Title: Risk of complicated birth at term in nulliparous and multiparous women using routinely collected maternity data in England: cohort study
Author: Jennifer Jardine, Andrea Blotkamp, Ipek Gurol-Urganci, Hannah Knight, Tina Harris, Jane Hawdon, Jan van der Meulen, Kate Walker, Dharmintra Pasupathy
Objectives To determine the rate of complicated birth at term in women classified at low risk according to the National Institute for Health and Care Excellence guideline for intrapartum care (no pre-existing medical conditions, important obstetric history, or complications during pregnancy) and to assess if the risk classification can be improved by considering parity and the number of risk factors.
Design Cohort study using linked electronic maternity records.
Participants 276766 women with a singleton birth at term after a trial of labour in 87 NHS hospital trusts in England between April 2015 and March 2016.
Main outcome measure A composite outcome of complicated birth, defined as a birth with use of an instrument, caesarean delivery, anal sphincter injury, postpartum haemorrhage, or Apgar score of 7 or less at five minutes.
Results Multiparous women without a history of caesarean section had the lowest rates of complicated birth, varying from 8.8% (4879 of 55426 women, 95% confidence interval 8.6% to 9.0%) in those without specific risk factors to 21.8% (613 of 2811 women, 20.2% to 23.4%) in those with three or more.

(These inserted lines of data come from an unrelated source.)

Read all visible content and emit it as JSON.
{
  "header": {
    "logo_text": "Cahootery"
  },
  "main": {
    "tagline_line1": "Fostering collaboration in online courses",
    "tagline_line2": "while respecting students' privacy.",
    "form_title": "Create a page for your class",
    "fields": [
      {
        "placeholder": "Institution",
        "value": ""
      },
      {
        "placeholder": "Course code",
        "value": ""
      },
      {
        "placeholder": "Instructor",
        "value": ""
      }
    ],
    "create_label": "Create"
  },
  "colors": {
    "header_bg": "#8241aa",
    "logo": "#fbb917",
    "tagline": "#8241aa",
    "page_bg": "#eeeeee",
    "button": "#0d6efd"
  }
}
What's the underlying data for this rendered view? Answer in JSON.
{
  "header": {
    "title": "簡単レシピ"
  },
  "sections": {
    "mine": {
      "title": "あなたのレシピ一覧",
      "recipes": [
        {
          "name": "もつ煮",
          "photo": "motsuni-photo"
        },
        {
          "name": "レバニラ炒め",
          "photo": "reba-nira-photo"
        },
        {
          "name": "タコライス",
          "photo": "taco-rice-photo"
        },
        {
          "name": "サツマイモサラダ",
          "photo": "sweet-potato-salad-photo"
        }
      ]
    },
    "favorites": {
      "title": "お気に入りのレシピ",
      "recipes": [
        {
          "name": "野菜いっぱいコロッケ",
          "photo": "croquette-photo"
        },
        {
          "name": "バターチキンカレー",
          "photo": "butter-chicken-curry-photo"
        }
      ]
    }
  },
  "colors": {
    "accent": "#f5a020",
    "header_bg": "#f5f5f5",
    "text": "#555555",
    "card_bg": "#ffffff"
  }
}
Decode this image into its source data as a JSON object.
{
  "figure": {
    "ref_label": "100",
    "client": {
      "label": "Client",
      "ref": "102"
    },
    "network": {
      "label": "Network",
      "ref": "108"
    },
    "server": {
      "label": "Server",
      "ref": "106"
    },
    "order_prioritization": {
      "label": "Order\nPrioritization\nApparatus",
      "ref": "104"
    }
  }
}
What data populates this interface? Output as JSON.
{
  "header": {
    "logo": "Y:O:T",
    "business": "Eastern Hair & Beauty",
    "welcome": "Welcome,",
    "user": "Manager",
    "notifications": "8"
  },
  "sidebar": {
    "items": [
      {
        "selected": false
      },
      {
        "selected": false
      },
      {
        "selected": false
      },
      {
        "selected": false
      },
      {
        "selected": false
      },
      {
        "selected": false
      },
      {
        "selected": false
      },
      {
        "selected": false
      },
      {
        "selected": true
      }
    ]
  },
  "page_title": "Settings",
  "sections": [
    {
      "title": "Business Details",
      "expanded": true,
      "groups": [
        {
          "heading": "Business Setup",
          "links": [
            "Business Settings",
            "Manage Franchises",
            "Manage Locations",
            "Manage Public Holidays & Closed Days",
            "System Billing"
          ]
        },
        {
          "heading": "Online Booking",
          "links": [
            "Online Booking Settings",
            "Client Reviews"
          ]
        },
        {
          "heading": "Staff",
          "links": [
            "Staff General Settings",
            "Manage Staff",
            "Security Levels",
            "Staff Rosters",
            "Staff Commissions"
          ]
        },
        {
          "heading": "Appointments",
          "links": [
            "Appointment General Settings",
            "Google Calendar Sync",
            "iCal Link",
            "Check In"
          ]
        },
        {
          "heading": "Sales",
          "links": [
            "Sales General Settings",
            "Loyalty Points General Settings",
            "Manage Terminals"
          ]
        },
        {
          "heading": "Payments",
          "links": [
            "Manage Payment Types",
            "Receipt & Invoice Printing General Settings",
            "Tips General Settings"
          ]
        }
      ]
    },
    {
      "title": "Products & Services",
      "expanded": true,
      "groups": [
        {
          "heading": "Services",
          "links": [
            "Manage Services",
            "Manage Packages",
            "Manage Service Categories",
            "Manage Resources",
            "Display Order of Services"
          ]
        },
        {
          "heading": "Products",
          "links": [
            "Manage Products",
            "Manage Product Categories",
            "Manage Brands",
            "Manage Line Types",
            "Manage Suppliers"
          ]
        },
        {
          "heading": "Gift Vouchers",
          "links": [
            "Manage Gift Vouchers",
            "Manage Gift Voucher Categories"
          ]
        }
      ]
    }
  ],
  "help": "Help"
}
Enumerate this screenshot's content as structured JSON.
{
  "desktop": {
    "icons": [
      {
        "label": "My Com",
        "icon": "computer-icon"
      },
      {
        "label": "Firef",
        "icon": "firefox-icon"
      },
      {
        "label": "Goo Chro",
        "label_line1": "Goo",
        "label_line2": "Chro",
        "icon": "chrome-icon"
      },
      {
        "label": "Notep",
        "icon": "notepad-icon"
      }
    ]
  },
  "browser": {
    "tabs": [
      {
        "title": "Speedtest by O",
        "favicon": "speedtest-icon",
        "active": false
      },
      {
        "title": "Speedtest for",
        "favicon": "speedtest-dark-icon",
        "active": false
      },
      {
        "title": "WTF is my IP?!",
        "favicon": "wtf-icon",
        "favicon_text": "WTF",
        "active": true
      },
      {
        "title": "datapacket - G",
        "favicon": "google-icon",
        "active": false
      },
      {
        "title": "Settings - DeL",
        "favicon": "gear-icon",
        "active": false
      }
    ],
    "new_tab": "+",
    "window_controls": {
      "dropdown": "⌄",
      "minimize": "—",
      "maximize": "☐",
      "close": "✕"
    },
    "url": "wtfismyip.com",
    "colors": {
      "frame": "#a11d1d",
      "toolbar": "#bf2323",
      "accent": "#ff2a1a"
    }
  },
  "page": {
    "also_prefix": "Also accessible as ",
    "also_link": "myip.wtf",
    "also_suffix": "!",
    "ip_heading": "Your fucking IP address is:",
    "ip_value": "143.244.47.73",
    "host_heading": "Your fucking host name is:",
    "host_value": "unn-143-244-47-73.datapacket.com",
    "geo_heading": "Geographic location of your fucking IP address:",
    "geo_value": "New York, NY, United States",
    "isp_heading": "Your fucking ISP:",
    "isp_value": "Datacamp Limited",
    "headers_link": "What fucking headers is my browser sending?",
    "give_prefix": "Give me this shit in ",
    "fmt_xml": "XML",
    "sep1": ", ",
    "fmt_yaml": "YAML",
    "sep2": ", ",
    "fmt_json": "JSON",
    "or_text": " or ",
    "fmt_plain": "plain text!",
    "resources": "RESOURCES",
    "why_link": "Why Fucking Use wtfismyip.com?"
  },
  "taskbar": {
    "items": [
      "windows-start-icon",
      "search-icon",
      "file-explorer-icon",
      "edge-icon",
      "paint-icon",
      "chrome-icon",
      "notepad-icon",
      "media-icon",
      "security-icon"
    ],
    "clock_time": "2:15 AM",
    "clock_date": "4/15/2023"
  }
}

The rate of complicated birth was higher in nulliparous women, with corresponding rates varying from 43.4% (25 805 of 59413 women, 43.0% to 43.8%) to 64.3% (364 of 566 women, 60.3% to 68.3%); and highest in multiparous women with previous caesarean section, with corresponding rates varying from 42.9% (3426 of 7993 women, 41.8% to 44.0%) to 66.3% (554 of 836 women, 63.0% to 69.5%).
Conclusions Nulliparous women without risk factors have substantially higher rates of complicated birth than multiparous women without a previous caesarean section even if the latter have multiple risk factors. Grouping women first according to parity and previous mode of birth, and then within these groups according to presence of specific risk factors would provide greater and more informed choice to women, better targeting of interventions, and fewer transfers during labour than according to the presence of risk factors alone.